Alternately, or in addition, the disclosed system can provide a communication device that attempts to establish a wireless data connection without first checking user, owner or user profile information for subscription information. If the communication device fails to establish a wireless data connection, then other communication methods can be employed to establish a communication channel for service invocation. Call flow 300 shows wireless data connection 312 as an exemplary optimized connectivity technique in accordance with the assumption that communication device 310 attempts and succeeds in establishing a wireless data connection, whether subscription information is inspected or not.
In the embodiment shown in call flow 300, an optimal connection is established as wireless data connection 312 which may be GPRS, CDMA EVDO, Wi-Fi or other wireless data connection formats. Once wireless data connection 312 is established as an optimal technique to contact data fulfillment service center 314, communication device 310 uses various protocols to communicate with data fulfillment service center 314. Communication device 310 is not limited to wireless data connection 312, but may use other methods of connectivity, including cellular voice connection, MO-SMS, Wi-Fi IP connection, and any other type of available connectivity.

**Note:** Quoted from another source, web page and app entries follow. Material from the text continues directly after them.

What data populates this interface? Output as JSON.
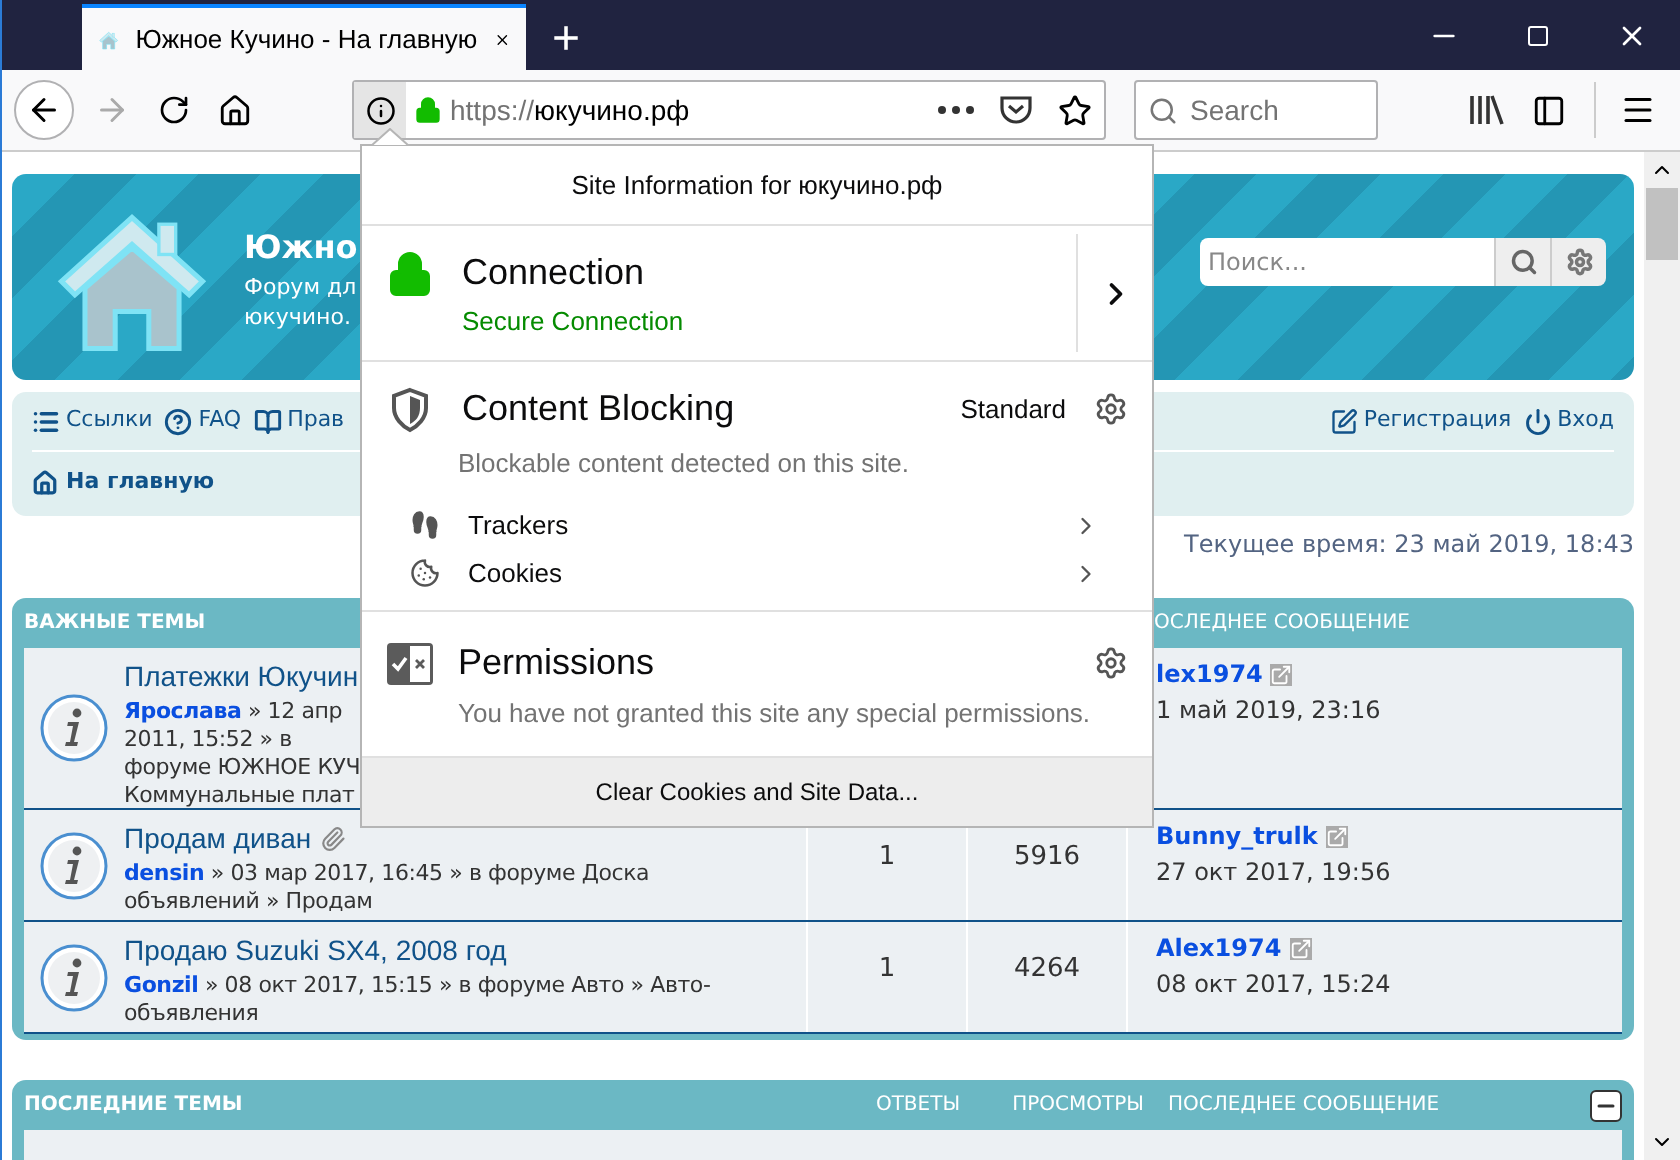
{
  "browser": {
    "tab": {
      "title": "Южное Кучино - На главную",
      "selected": true
    },
    "new_tab": "+",
    "url": {
      "scheme": "https://",
      "host": "юкучино.рф"
    },
    "search_placeholder": "Search"
  },
  "page": {
    "header": {
      "title": "Южно",
      "subtitle_lines": [
        "Форум дл",
        "юкучино."
      ],
      "search_placeholder": "Поиск..."
    },
    "nav_links": [
      {
        "label": "Ссылки",
        "kind": "links"
      },
      {
        "label": "FAQ",
        "kind": "faq"
      },
      {
        "label": "Прав",
        "kind": "rules"
      }
    ],
    "user_links": [
      {
        "label": "Регистрация",
        "kind": "register"
      },
      {
        "label": "Вход",
        "kind": "login"
      }
    ],
    "breadcrumb": "На главную",
    "current_time": "Текущее время: 23 май 2019, 18:43",
    "sticky": {
      "title": "ВАЖНЫЕ ТЕМЫ",
      "last_post_column": "ОСЛЕДНЕЕ СООБЩЕНИЕ",
      "rows": [
        {
          "title": "Платежки Юкучин",
          "author": "Ярослава",
          "lines": [
            "» 12 апр",
            "2011, 15:52 » в",
            "форуме ЮЖНОЕ КУЧ",
            "Коммунальные плат"
          ],
          "last_author": "lex1974",
          "last_date": "1 май 2019, 23:16"
        },
        {
          "title": "Продам диван",
          "attachment": true,
          "author": "densin",
          "lines": [
            "» 03 мар 2017, 16:45 » в форуме Доска",
            "объявлений » Продам"
          ],
          "replies": "1",
          "views": "5916",
          "last_author": "Bunny_trulk",
          "last_date": "27 окт 2017, 19:56"
        },
        {
          "title": "Продаю Suzuki SX4, 2008 год",
          "attachment": false,
          "author": "Gonzil",
          "lines": [
            "» 08 окт 2017, 15:15 » в форуме Авто » Авто-",
            "объявления"
          ],
          "replies": "1",
          "views": "4264",
          "last_author": "Alex1974",
          "last_date": "08 окт 2017, 15:24"
        }
      ]
    },
    "recent": {
      "title": "ПОСЛЕДНИЕ ТЕМЫ",
      "columns": [
        "ОТВЕТЫ",
        "ПРОСМОТРЫ",
        "ПОСЛЕДНЕЕ СООБЩЕНИЕ"
      ],
      "expanded": true
    }
  },
  "popup": {
    "title": "Site Information for юкучино.рф",
    "connection": {
      "heading": "Connection",
      "status": "Secure Connection",
      "secure": true
    },
    "content_blocking": {
      "heading": "Content Blocking",
      "mode": "Standard",
      "description": "Blockable content detected on this site.",
      "items": [
        {
          "label": "Trackers",
          "kind": "trackers"
        },
        {
          "label": "Cookies",
          "kind": "cookies"
        }
      ]
    },
    "permissions": {
      "heading": "Permissions",
      "description": "You have not granted this site any special permissions."
    },
    "footer_button": "Clear Cookies and Site Data..."
  }
}
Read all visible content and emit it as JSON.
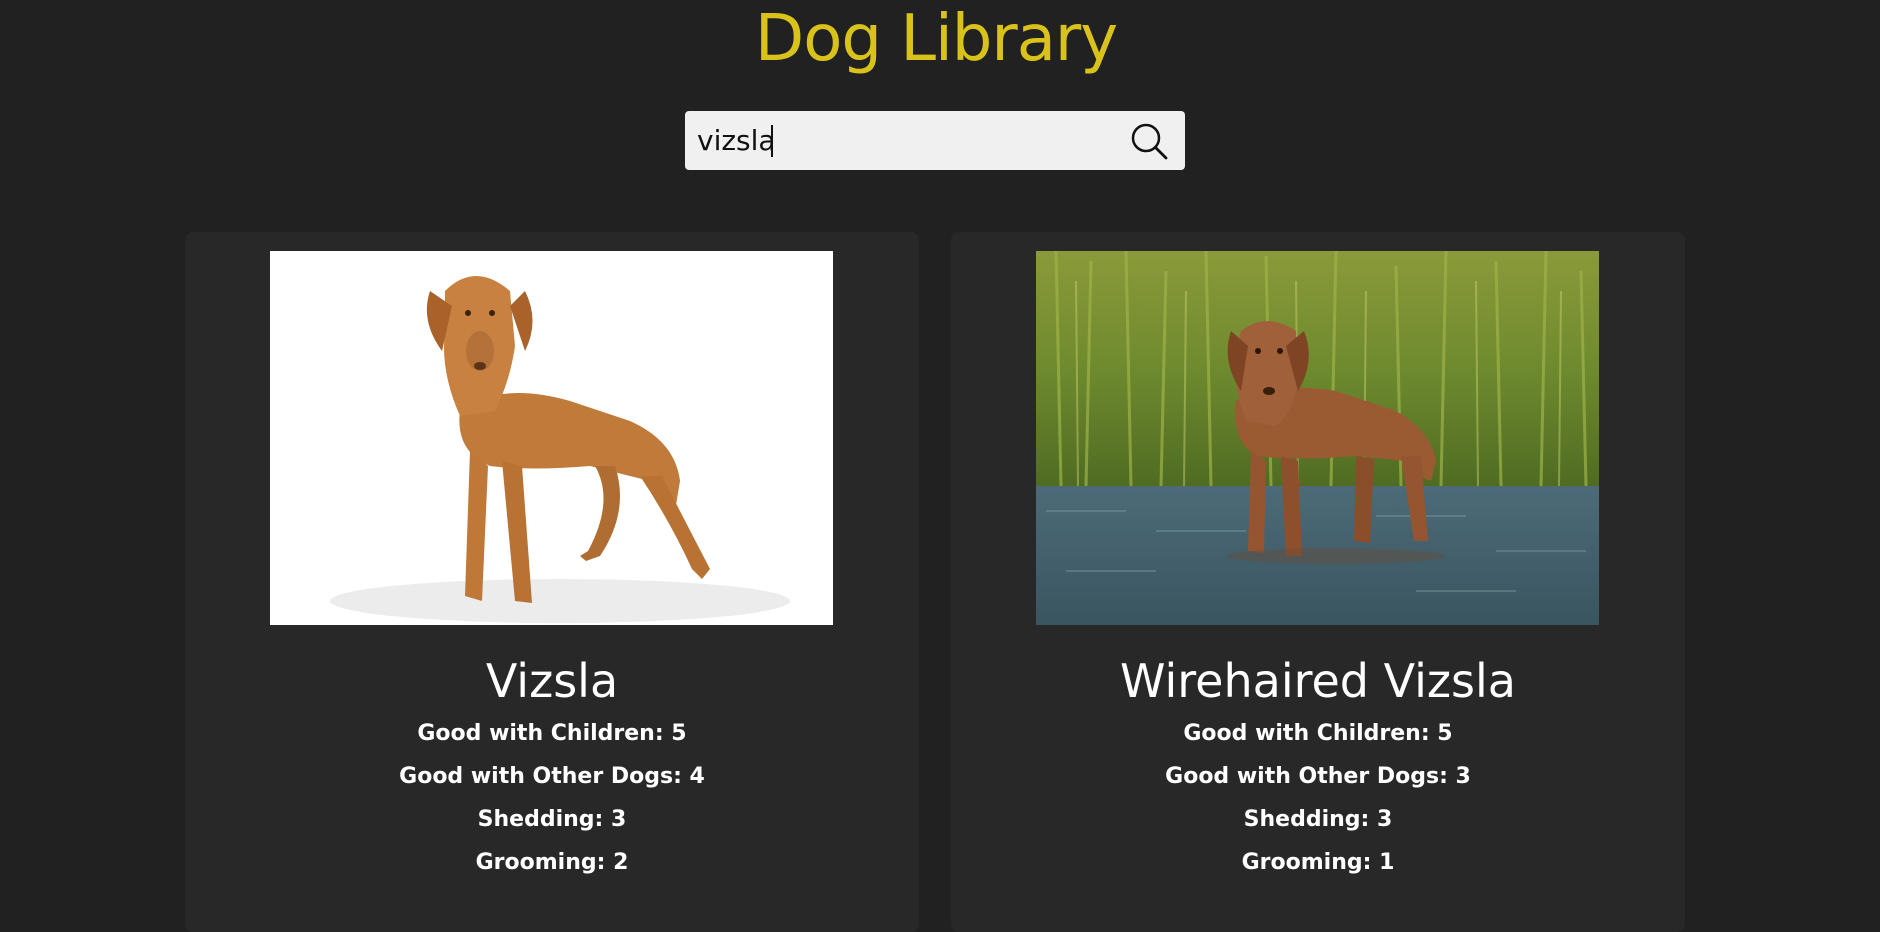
{
  "header": {
    "title": "Dog Library",
    "title_color": "#d9c31a"
  },
  "search": {
    "value": "vizsla",
    "placeholder": "",
    "icon": "search-icon"
  },
  "results": [
    {
      "name": "Vizsla",
      "image": "vizsla-photo",
      "stats": [
        "Good with Children: 5",
        "Good with Other Dogs: 4",
        "Shedding: 3",
        "Grooming: 2"
      ]
    },
    {
      "name": "Wirehaired Vizsla",
      "image": "wirehaired-vizsla-photo",
      "stats": [
        "Good with Children: 5",
        "Good with Other Dogs: 3",
        "Shedding: 3",
        "Grooming: 1"
      ]
    }
  ],
  "colors": {
    "background": "#212121",
    "card": "#282828",
    "text": "#ffffff",
    "accent": "#d9c31a"
  }
}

Upon establishing connectivity, communication device 310 interfaces with data fulfillment service center 314 using a given protocol, such as HTTP protocol 316. Various other communication protocols are also available to permit communication device 310 to interface with data fulfillment center 314, including SIP (Session Initiation Protocol), or proprietary protocols. The multi-function code input sequence is transmitted to data fulfillment service center 314, optionally with other device and user service profile information from communication device 310. Data fulfillment service center 314 responds by implementing a response action indicated by the multi-function code service request. Response actions to the multi-function code service request can be numerous, including responses to the service invocations discussed above. The form of the responses are also numerous, such as SMS, MMS (Multimedia Messaging Service), WAP (Wireless Application Protocol) push, email, voice communication and any other type of available response form.
It should be emphasized that the above-described embodiments of the present invention are just possible examples of implementations, merely set forth for a clear understanding of the principles of the invention. Many variations and modifications may be made to the above-described embodiments of the invention without departing from the spirit and principles of the invention. All such modifications and variations are intended to be included herein within the scope of this disclosure and the present invention and protected by the following claims.